(Data about app and page elements)
⟨
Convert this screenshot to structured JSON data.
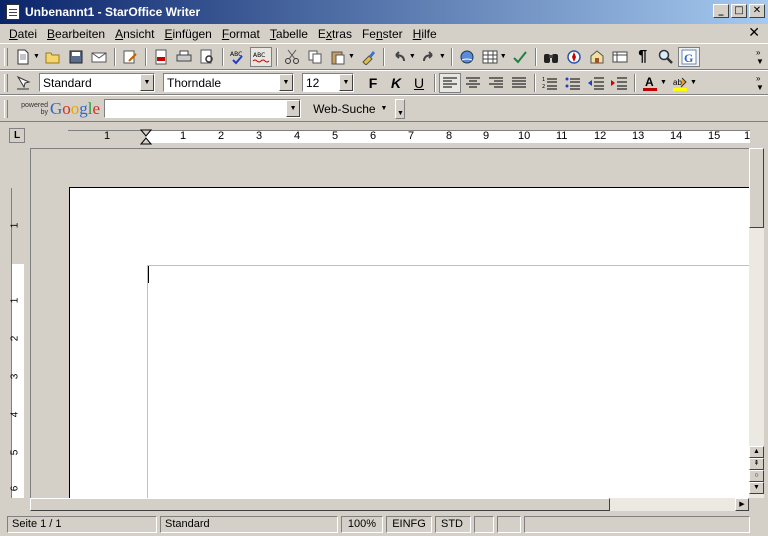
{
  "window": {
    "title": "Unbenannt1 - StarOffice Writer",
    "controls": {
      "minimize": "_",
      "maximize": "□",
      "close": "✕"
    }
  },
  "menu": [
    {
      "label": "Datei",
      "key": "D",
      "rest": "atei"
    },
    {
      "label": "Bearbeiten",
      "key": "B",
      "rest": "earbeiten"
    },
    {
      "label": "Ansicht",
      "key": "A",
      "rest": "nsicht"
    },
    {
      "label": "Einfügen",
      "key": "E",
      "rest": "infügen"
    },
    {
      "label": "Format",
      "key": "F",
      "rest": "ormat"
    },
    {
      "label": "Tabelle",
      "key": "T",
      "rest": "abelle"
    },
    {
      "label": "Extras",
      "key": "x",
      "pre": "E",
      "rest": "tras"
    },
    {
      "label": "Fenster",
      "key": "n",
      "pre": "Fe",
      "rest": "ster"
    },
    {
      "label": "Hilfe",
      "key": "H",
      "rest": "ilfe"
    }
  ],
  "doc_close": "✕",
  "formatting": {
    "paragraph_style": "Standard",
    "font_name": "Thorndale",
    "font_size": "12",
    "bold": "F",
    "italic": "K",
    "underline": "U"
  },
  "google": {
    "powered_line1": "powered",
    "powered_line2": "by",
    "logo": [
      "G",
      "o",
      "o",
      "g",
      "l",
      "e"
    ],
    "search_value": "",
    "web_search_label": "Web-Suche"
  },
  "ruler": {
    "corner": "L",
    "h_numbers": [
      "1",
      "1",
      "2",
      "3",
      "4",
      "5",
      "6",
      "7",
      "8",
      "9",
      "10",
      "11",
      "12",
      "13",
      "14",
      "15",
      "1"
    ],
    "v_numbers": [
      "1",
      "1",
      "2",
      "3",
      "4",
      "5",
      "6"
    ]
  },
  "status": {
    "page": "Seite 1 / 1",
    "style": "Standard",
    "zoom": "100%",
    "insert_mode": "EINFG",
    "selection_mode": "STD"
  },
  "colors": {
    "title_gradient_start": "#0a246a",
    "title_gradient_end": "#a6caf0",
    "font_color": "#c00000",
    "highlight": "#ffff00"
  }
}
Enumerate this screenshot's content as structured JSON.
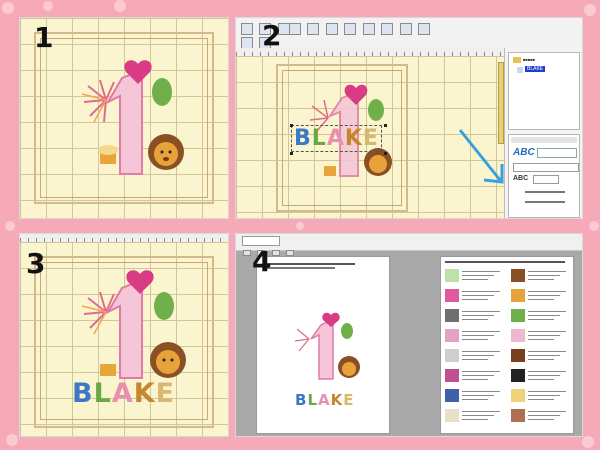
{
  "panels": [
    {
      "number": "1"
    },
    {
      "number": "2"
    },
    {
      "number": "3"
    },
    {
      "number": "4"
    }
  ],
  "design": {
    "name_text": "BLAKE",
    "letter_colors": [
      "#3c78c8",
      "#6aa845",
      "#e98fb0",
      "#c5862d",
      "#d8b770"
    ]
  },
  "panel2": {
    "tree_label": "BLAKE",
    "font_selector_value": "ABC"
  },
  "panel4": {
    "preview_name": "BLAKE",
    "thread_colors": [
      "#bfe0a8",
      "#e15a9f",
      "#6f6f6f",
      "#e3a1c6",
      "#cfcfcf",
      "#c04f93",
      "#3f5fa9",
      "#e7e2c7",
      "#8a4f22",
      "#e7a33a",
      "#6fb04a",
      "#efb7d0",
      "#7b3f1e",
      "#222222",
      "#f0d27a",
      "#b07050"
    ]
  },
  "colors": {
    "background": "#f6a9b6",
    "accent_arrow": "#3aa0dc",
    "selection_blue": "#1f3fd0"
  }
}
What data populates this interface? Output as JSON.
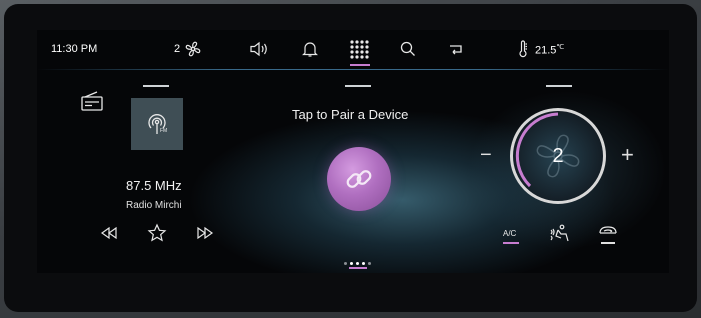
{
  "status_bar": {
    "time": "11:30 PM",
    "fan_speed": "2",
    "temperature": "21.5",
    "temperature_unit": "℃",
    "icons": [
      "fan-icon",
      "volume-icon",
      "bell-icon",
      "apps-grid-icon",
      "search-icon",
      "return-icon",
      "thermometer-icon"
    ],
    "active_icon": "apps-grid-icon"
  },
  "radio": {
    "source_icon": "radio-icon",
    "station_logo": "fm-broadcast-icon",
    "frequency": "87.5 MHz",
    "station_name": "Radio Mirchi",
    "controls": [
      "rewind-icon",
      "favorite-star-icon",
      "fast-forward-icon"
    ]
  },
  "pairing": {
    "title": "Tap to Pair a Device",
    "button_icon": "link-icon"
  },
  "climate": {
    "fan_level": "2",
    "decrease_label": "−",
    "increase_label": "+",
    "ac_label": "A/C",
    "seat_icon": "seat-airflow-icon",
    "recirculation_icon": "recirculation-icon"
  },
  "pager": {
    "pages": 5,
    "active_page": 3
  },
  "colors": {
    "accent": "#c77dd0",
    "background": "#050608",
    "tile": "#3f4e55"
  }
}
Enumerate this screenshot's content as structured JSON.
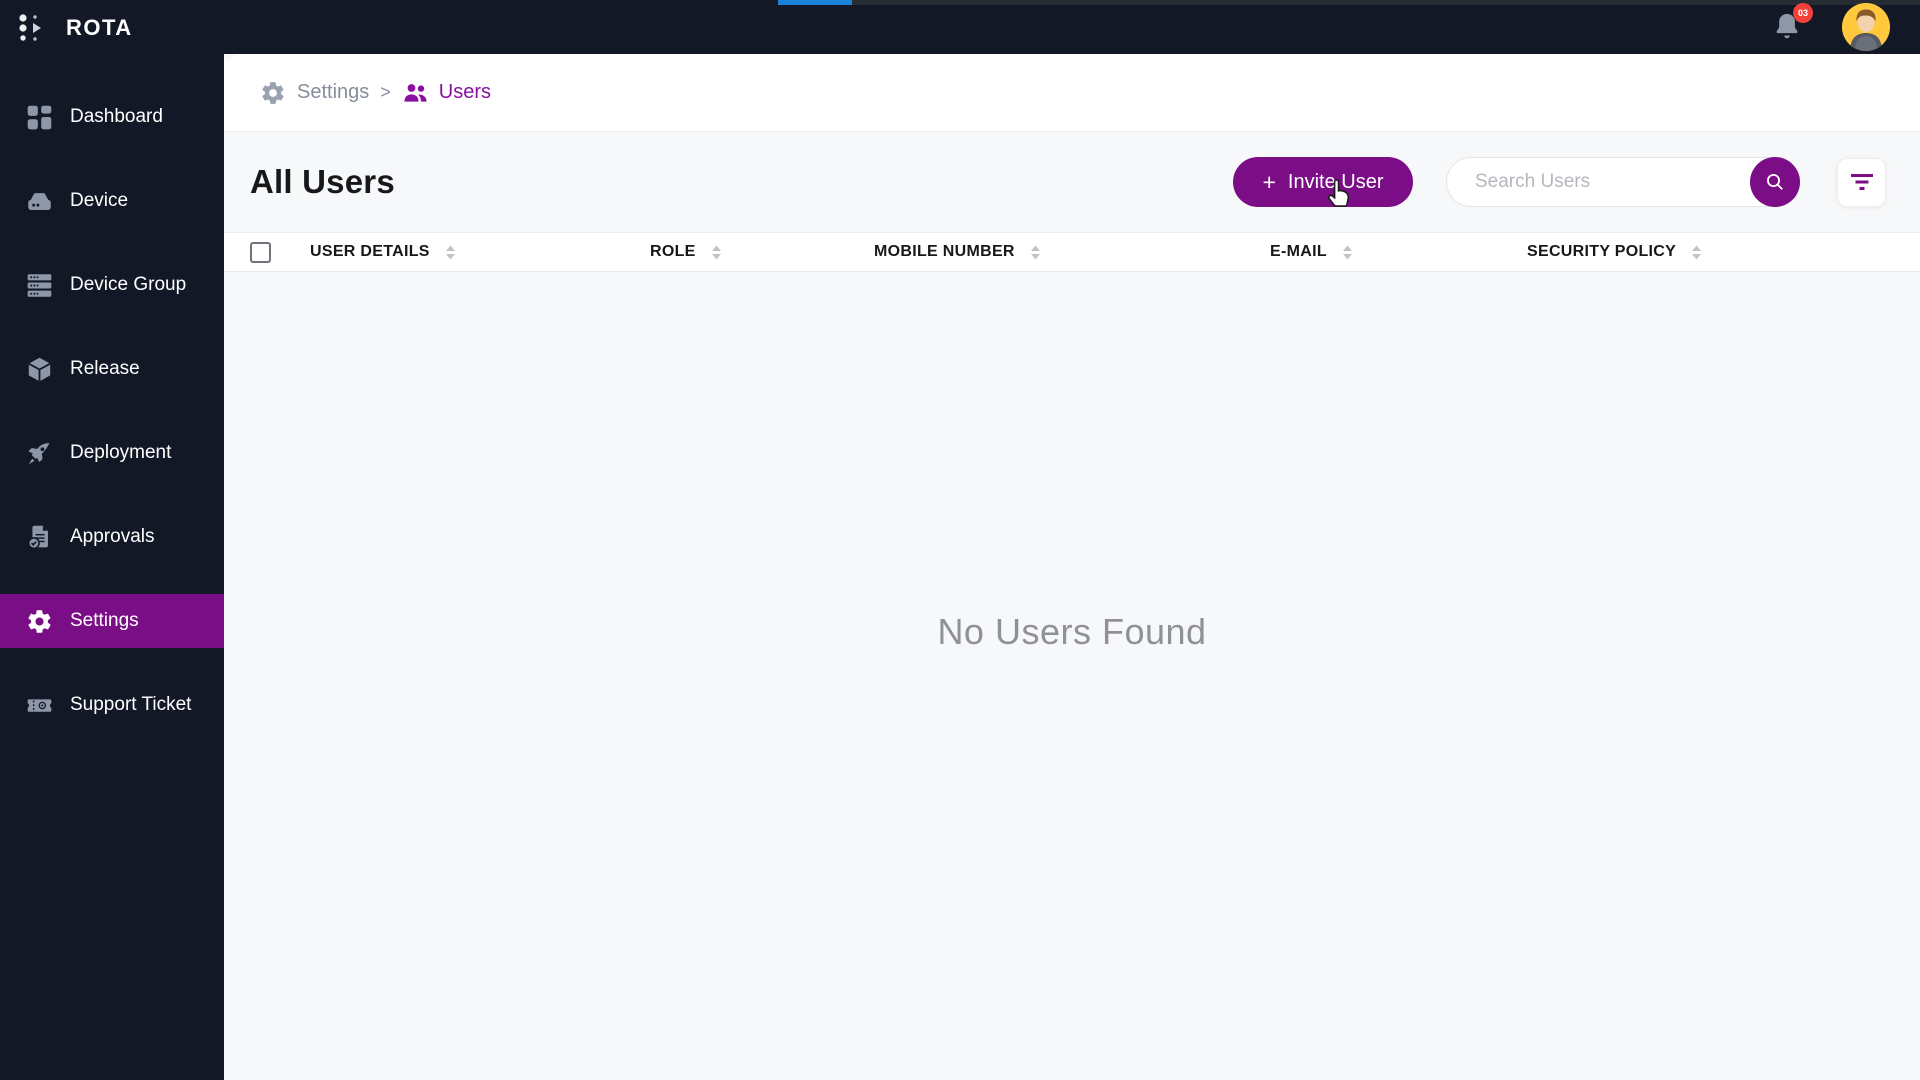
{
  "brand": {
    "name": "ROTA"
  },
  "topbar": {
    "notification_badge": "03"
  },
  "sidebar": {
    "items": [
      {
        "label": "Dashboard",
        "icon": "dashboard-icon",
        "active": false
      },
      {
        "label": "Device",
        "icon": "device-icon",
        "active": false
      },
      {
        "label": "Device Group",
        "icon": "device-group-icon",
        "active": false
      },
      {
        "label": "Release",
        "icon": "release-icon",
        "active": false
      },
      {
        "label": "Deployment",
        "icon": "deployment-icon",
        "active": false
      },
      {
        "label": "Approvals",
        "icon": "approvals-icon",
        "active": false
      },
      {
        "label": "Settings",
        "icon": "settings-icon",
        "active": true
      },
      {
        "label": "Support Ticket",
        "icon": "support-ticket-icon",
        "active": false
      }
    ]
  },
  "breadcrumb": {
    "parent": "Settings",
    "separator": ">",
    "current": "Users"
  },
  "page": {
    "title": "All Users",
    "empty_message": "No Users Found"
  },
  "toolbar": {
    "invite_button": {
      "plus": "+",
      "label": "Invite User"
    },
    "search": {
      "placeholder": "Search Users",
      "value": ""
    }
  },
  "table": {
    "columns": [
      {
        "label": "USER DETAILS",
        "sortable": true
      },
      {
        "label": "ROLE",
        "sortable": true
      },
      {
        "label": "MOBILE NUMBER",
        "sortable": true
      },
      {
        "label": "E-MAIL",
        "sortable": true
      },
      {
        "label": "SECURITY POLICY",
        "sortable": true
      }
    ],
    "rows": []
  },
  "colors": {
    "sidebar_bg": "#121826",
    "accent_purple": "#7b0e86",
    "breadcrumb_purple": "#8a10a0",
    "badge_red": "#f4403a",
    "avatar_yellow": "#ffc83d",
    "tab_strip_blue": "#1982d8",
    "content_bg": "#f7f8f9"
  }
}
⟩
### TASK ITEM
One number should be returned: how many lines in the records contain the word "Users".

### SOLUTION FOR THIS PROBLEM
4